This week the CBC shared more of the critique of Bill 197 from Matawa Chiefs Council that we heard last week. In this article we also learned that two separate legal actions will be launched against Bill 197 by a number of different stakeholders impacted by the government’s attempt to “gut the Environmental Assessment Act”.
In other news, a four-day ceremonial gathering of Indigenous peoples was held this week on Whitefish Island, to discuss the potential impacts of the proposed ferrochrome smelter in Sault Ste. Marie (which, if you’re not already aware, would process the minerals extracted from the Ring of Fire).
September 2, 2020 (Soo Today):
Water protectors look at new moves to oppose ferrochrome smelter in Sault Ste. Marie
Group gathers on Whitefish Island for ceremonial gathering; organizers say Noront’s ferrochrome processing facility isn’t just an Indigenous issue
“A four-day ceremonial gathering of Indigenous peoples on Whitefish Island this week aimed to provide a forum on water protection, treaty rights and the environmental impacts of establishing a ferrochrome processing plant in Sault Ste. Marie.
A number of those in attendance worked to establish a sacred fire and sweat lodge while making a bundle – a collection of items considered sacred by the Anishinabek – for the protection of the water.” Read more here…
September 5, 2020 (CBC):
Ontario using COVID-19 as a ‘smokescreen’ to trample treaty rights, chiefs say
First Nations prepare legal challenge to Bill 197
“Ontario’s COVID-19 Economic Recovery Act won’t withstand a constitutional challenge, says the lawyer representing First Nations – including some in Treaty 9 territory – who are poised to take legal action against Bill 197, which passed into law in July.

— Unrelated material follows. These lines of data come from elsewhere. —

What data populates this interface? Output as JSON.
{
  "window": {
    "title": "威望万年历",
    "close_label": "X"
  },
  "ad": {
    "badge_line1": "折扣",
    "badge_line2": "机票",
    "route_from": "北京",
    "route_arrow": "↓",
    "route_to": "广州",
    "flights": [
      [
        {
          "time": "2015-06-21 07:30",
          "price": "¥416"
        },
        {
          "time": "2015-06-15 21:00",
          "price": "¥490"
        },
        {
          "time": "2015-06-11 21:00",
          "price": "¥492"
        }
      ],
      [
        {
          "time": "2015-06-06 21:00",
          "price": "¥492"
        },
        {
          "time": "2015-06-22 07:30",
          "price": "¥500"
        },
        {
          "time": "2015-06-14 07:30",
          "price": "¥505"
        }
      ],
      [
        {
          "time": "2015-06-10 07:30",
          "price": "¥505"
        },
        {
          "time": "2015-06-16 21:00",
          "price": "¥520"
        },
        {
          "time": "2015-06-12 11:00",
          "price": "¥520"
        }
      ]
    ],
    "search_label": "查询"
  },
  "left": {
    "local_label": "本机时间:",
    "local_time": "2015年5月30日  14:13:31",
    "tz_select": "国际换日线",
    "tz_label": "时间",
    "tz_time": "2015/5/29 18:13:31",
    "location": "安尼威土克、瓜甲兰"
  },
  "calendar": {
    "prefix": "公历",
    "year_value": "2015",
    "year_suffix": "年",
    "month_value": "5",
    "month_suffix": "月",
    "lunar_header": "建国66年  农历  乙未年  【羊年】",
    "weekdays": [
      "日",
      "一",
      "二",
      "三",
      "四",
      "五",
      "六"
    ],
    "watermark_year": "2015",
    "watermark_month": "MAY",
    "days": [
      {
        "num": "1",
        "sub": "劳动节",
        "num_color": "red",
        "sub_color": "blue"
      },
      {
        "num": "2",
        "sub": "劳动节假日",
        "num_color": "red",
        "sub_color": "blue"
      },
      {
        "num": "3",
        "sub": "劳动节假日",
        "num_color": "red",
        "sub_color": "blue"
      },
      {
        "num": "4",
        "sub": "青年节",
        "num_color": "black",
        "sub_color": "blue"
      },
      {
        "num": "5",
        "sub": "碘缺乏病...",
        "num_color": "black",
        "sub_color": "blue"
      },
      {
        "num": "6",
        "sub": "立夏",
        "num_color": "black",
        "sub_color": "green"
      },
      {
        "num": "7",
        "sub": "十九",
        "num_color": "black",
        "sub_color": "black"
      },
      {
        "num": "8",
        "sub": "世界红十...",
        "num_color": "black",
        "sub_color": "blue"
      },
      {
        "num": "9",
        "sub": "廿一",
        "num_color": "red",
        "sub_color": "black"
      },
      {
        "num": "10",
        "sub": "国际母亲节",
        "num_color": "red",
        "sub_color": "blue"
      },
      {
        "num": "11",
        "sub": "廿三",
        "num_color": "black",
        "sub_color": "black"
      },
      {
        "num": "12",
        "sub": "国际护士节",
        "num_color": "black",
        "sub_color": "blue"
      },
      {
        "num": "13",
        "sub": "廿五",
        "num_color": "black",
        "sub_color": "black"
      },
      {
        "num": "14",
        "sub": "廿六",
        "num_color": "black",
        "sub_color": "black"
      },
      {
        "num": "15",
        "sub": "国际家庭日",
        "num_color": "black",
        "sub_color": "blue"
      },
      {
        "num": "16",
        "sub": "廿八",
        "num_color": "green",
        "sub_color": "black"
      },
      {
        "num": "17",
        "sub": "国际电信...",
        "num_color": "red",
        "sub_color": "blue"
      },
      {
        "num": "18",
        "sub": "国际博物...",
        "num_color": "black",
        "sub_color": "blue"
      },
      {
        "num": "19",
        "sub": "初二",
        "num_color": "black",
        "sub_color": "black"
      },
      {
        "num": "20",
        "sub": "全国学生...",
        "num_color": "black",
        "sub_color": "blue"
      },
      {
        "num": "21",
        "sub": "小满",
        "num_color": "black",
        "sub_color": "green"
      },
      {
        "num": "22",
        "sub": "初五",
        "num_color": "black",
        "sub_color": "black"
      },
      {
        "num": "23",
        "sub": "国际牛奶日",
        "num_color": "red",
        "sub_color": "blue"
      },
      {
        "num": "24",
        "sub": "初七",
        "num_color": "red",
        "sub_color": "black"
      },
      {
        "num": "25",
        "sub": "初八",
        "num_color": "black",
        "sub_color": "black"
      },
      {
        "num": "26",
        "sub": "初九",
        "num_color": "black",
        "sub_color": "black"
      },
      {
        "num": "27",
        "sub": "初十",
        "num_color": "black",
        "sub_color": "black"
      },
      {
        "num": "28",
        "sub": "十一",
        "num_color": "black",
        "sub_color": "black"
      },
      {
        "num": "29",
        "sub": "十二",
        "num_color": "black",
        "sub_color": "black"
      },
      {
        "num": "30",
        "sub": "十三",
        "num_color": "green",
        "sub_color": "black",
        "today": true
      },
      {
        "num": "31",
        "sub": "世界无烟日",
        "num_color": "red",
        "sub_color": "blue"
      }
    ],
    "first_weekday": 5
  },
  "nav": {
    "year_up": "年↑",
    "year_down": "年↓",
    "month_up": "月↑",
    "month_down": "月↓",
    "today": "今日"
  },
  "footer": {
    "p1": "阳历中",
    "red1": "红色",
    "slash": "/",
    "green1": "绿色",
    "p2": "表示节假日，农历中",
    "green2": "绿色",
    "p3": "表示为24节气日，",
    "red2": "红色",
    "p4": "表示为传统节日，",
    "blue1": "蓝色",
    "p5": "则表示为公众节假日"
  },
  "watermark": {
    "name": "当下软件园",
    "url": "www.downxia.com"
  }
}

Part of the omnibus bill makes changes to the province’s Environmental Assessment Act “to ensure strong environmental oversight while reducing delays on infrastructure projects that matter most to Ontario communities,” according to the government. But those changes violate constitutionally protected Aboriginal and treaty rights, said Kate Kempton of Olthuis, Kleer Townshend, the firm that is preparing the court action on behalf of First Nations.” Read more here…